Besides never having experience riding on a waste disposal truck previously, the worker had reportedly never received any instruction on the proper procedures regarding getting on and off the back of the truck, nor had he ever received training of any kind, from either the waste disposal company or the staffing agency.
Question(s) For Expert Witness
- 1. Did this company follow proper safety procedures when placing a new hire into the field?
- 2. What could have been put in place to prevent this man's injury from occurring?
Expert Witness Response E-007911
In my position as a certified professional in the staffing industry, I have personally placed a number of workers in positions such as this one, in the recycling and waste disposal industries, and I also serve as a Director of Safety. Based on the information available in this case, it does not seem as if neither the waste disposal company nor the staffing company followed proper safety procedures. The Occupational Safety and Health Administration (OSHA) places a duty on all employers, regardless of the industry, to do everything in their power to keep all of their workers as safe as possible. That means training every worker for the job they’re assigned to perform, and providing proper safety equipment where necessary.
This injury could have been prevented by having the worker participate in an established training program, and by supplying the appropriate personal protective equipment for the job. For example, it’s possible that a properly fitting hard hat might have protected his head sufficiently to prevent the brain injury that eventually killed him.

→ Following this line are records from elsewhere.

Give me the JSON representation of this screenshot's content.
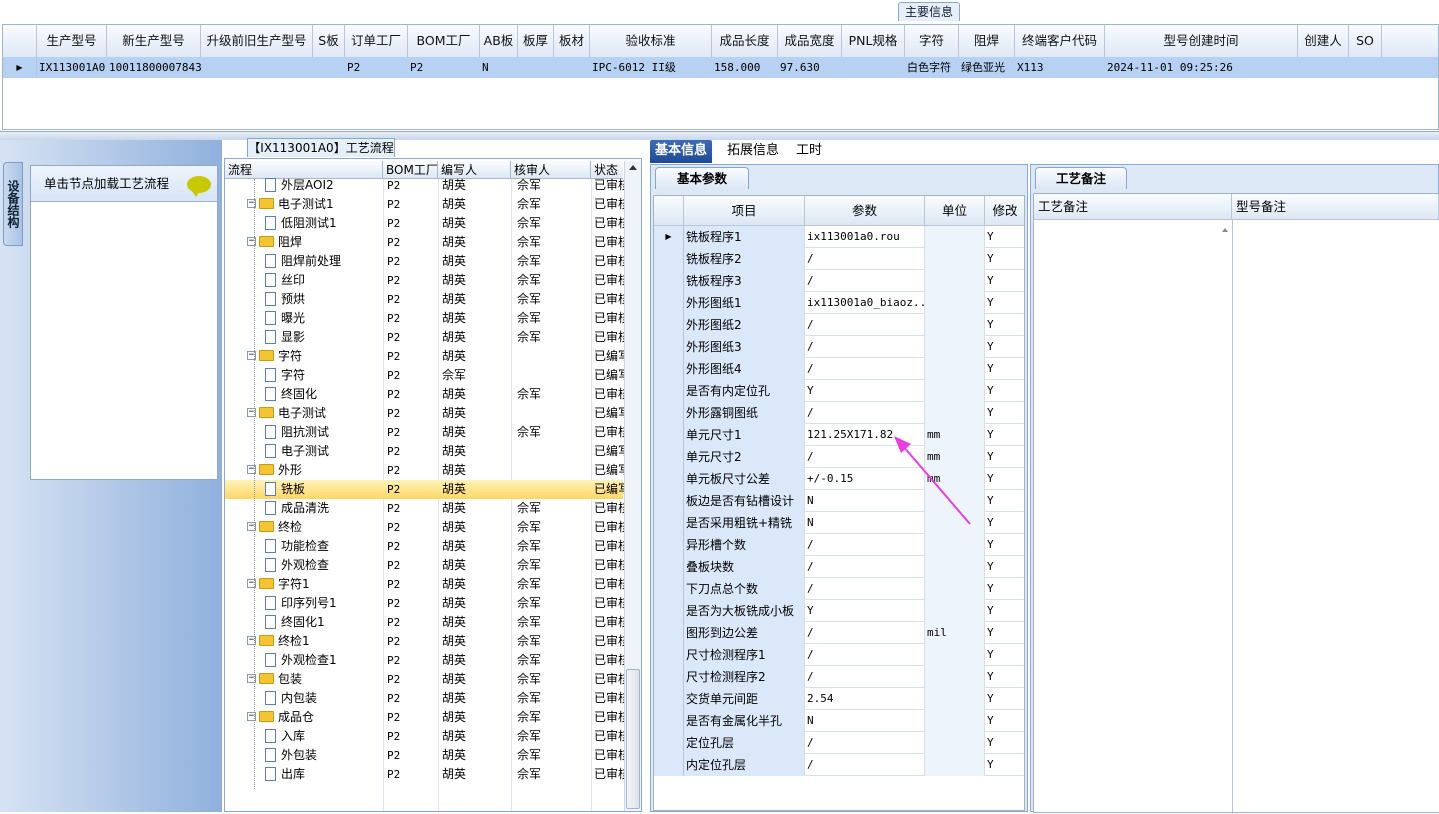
{
  "top": {
    "title": "主要信息",
    "columns": [
      "生产型号",
      "新生产型号",
      "升级前旧生产型号",
      "S板",
      "订单工厂",
      "BOM工厂",
      "AB板",
      "板厚",
      "板材",
      "验收标准",
      "成品长度",
      "成品宽度",
      "PNL规格",
      "字符",
      "阻焊",
      "终端客户代码",
      "型号创建时间",
      "创建人",
      "SO"
    ],
    "row": [
      "IX113001A0",
      "10011800007843",
      "",
      "",
      "P2",
      "P2",
      "N",
      "",
      "",
      "IPC-6012 II级",
      "158.000",
      "97.630",
      "",
      "白色字符",
      "绿色亚光",
      "X113",
      "2024-11-01 09:25:26",
      "",
      ""
    ]
  },
  "left": {
    "vertical_tab": "设备结构",
    "load_text": "单击节点加载工艺流程"
  },
  "tree": {
    "title": "【IX113001A0】工艺流程",
    "headers": [
      "流程",
      "BOM工厂",
      "编写人",
      "核审人",
      "状态"
    ],
    "rows": [
      {
        "level": 1,
        "name": "外层AOI2",
        "bom": "P2",
        "writer": "胡英",
        "reviewer": "佘军",
        "status": "已审核"
      },
      {
        "level": 0,
        "name": "电子测试1",
        "bom": "P2",
        "writer": "胡英",
        "reviewer": "佘军",
        "status": "已审核"
      },
      {
        "level": 1,
        "name": "低阻测试1",
        "bom": "P2",
        "writer": "胡英",
        "reviewer": "佘军",
        "status": "已审核"
      },
      {
        "level": 0,
        "name": "阻焊",
        "bom": "P2",
        "writer": "胡英",
        "reviewer": "佘军",
        "status": "已审核"
      },
      {
        "level": 1,
        "name": "阻焊前处理",
        "bom": "P2",
        "writer": "胡英",
        "reviewer": "佘军",
        "status": "已审核"
      },
      {
        "level": 1,
        "name": "丝印",
        "bom": "P2",
        "writer": "胡英",
        "reviewer": "佘军",
        "status": "已审核"
      },
      {
        "level": 1,
        "name": "预烘",
        "bom": "P2",
        "writer": "胡英",
        "reviewer": "佘军",
        "status": "已审核"
      },
      {
        "level": 1,
        "name": "曝光",
        "bom": "P2",
        "writer": "胡英",
        "reviewer": "佘军",
        "status": "已审核"
      },
      {
        "level": 1,
        "name": "显影",
        "bom": "P2",
        "writer": "胡英",
        "reviewer": "佘军",
        "status": "已审核"
      },
      {
        "level": 0,
        "name": "字符",
        "bom": "P2",
        "writer": "胡英",
        "reviewer": "",
        "status": "已编写"
      },
      {
        "level": 1,
        "name": "字符",
        "bom": "P2",
        "writer": "佘军",
        "reviewer": "",
        "status": "已编写"
      },
      {
        "level": 1,
        "name": "终固化",
        "bom": "P2",
        "writer": "胡英",
        "reviewer": "佘军",
        "status": "已审核"
      },
      {
        "level": 0,
        "name": "电子测试",
        "bom": "P2",
        "writer": "胡英",
        "reviewer": "",
        "status": "已编写"
      },
      {
        "level": 1,
        "name": "阻抗测试",
        "bom": "P2",
        "writer": "胡英",
        "reviewer": "佘军",
        "status": "已审核"
      },
      {
        "level": 1,
        "name": "电子测试",
        "bom": "P2",
        "writer": "胡英",
        "reviewer": "",
        "status": "已编写"
      },
      {
        "level": 0,
        "name": "外形",
        "bom": "P2",
        "writer": "胡英",
        "reviewer": "",
        "status": "已编写"
      },
      {
        "level": 1,
        "name": "铣板",
        "bom": "P2",
        "writer": "胡英",
        "reviewer": "",
        "status": "已编写",
        "selected": true
      },
      {
        "level": 1,
        "name": "成品清洗",
        "bom": "P2",
        "writer": "胡英",
        "reviewer": "佘军",
        "status": "已审核"
      },
      {
        "level": 0,
        "name": "终检",
        "bom": "P2",
        "writer": "胡英",
        "reviewer": "佘军",
        "status": "已审核"
      },
      {
        "level": 1,
        "name": "功能检查",
        "bom": "P2",
        "writer": "胡英",
        "reviewer": "佘军",
        "status": "已审核"
      },
      {
        "level": 1,
        "name": "外观检查",
        "bom": "P2",
        "writer": "胡英",
        "reviewer": "佘军",
        "status": "已审核"
      },
      {
        "level": 0,
        "name": "字符1",
        "bom": "P2",
        "writer": "胡英",
        "reviewer": "佘军",
        "status": "已审核"
      },
      {
        "level": 1,
        "name": "印序列号1",
        "bom": "P2",
        "writer": "胡英",
        "reviewer": "佘军",
        "status": "已审核"
      },
      {
        "level": 1,
        "name": "终固化1",
        "bom": "P2",
        "writer": "胡英",
        "reviewer": "佘军",
        "status": "已审核"
      },
      {
        "level": 0,
        "name": "终检1",
        "bom": "P2",
        "writer": "胡英",
        "reviewer": "佘军",
        "status": "已审核"
      },
      {
        "level": 1,
        "name": "外观检查1",
        "bom": "P2",
        "writer": "胡英",
        "reviewer": "佘军",
        "status": "已审核"
      },
      {
        "level": 0,
        "name": "包装",
        "bom": "P2",
        "writer": "胡英",
        "reviewer": "佘军",
        "status": "已审核"
      },
      {
        "level": 1,
        "name": "内包装",
        "bom": "P2",
        "writer": "胡英",
        "reviewer": "佘军",
        "status": "已审核"
      },
      {
        "level": 0,
        "name": "成品仓",
        "bom": "P2",
        "writer": "胡英",
        "reviewer": "佘军",
        "status": "已审核"
      },
      {
        "level": 1,
        "name": "入库",
        "bom": "P2",
        "writer": "胡英",
        "reviewer": "佘军",
        "status": "已审核"
      },
      {
        "level": 1,
        "name": "外包装",
        "bom": "P2",
        "writer": "胡英",
        "reviewer": "佘军",
        "status": "已审核"
      },
      {
        "level": 1,
        "name": "出库",
        "bom": "P2",
        "writer": "胡英",
        "reviewer": "佘军",
        "status": "已审核"
      }
    ]
  },
  "right": {
    "tabs": [
      "基本信息",
      "拓展信息",
      "工时"
    ],
    "basic_tab": "基本参数",
    "param_headers": [
      "项目",
      "参数",
      "单位",
      "修改"
    ],
    "params": [
      {
        "name": "铣板程序1",
        "value": "ix113001a0.rou",
        "unit": "",
        "mod": "Y"
      },
      {
        "name": "铣板程序2",
        "value": "/",
        "unit": "",
        "mod": "Y"
      },
      {
        "name": "铣板程序3",
        "value": "/",
        "unit": "",
        "mod": "Y"
      },
      {
        "name": "外形图纸1",
        "value": "ix113001a0_biaoz...",
        "unit": "",
        "mod": "Y"
      },
      {
        "name": "外形图纸2",
        "value": "/",
        "unit": "",
        "mod": "Y"
      },
      {
        "name": "外形图纸3",
        "value": "/",
        "unit": "",
        "mod": "Y"
      },
      {
        "name": "外形图纸4",
        "value": "/",
        "unit": "",
        "mod": "Y"
      },
      {
        "name": "是否有内定位孔",
        "value": "Y",
        "unit": "",
        "mod": "Y"
      },
      {
        "name": "外形露铜图纸",
        "value": "/",
        "unit": "",
        "mod": "Y"
      },
      {
        "name": "单元尺寸1",
        "value": "121.25X171.82",
        "unit": "mm",
        "mod": "Y"
      },
      {
        "name": "单元尺寸2",
        "value": "/",
        "unit": "mm",
        "mod": "Y"
      },
      {
        "name": "单元板尺寸公差",
        "value": "+/-0.15",
        "unit": "mm",
        "mod": "Y"
      },
      {
        "name": "板边是否有钻槽设计",
        "value": "N",
        "unit": "",
        "mod": "Y"
      },
      {
        "name": "是否采用粗铣+精铣",
        "value": "N",
        "unit": "",
        "mod": "Y"
      },
      {
        "name": "异形槽个数",
        "value": "/",
        "unit": "",
        "mod": "Y"
      },
      {
        "name": "叠板块数",
        "value": "/",
        "unit": "",
        "mod": "Y"
      },
      {
        "name": "下刀点总个数",
        "value": "/",
        "unit": "",
        "mod": "Y"
      },
      {
        "name": "是否为大板铣成小板",
        "value": "Y",
        "unit": "",
        "mod": "Y"
      },
      {
        "name": "图形到边公差",
        "value": "/",
        "unit": "mil",
        "mod": "Y"
      },
      {
        "name": "尺寸检测程序1",
        "value": "/",
        "unit": "",
        "mod": "Y"
      },
      {
        "name": "尺寸检测程序2",
        "value": "/",
        "unit": "",
        "mod": "Y"
      },
      {
        "name": "交货单元间距",
        "value": "2.54",
        "unit": "",
        "mod": "Y"
      },
      {
        "name": "是否有金属化半孔",
        "value": "N",
        "unit": "",
        "mod": "Y"
      },
      {
        "name": "定位孔层",
        "value": "/",
        "unit": "",
        "mod": "Y"
      },
      {
        "name": "内定位孔层",
        "value": "/",
        "unit": "",
        "mod": "Y"
      }
    ],
    "note_tab": "工艺备注",
    "note_headers": [
      "工艺备注",
      "型号备注"
    ],
    "annotation_color": "#e83ee0"
  }
}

This incident should have been avoidable and the deceased should have had training before being put on the truck.
This expert has more than a decade of experience in the staffing industry. He is certified as both a Personnel Consultant and a Temporary-Staffing Specialist. He previously worked as Senior Branch Manager for a national and worldwide staffing solutions company. He currently serves as Area Manager for a staffing company based in the Midwest that specializes in filling office and industrial positions.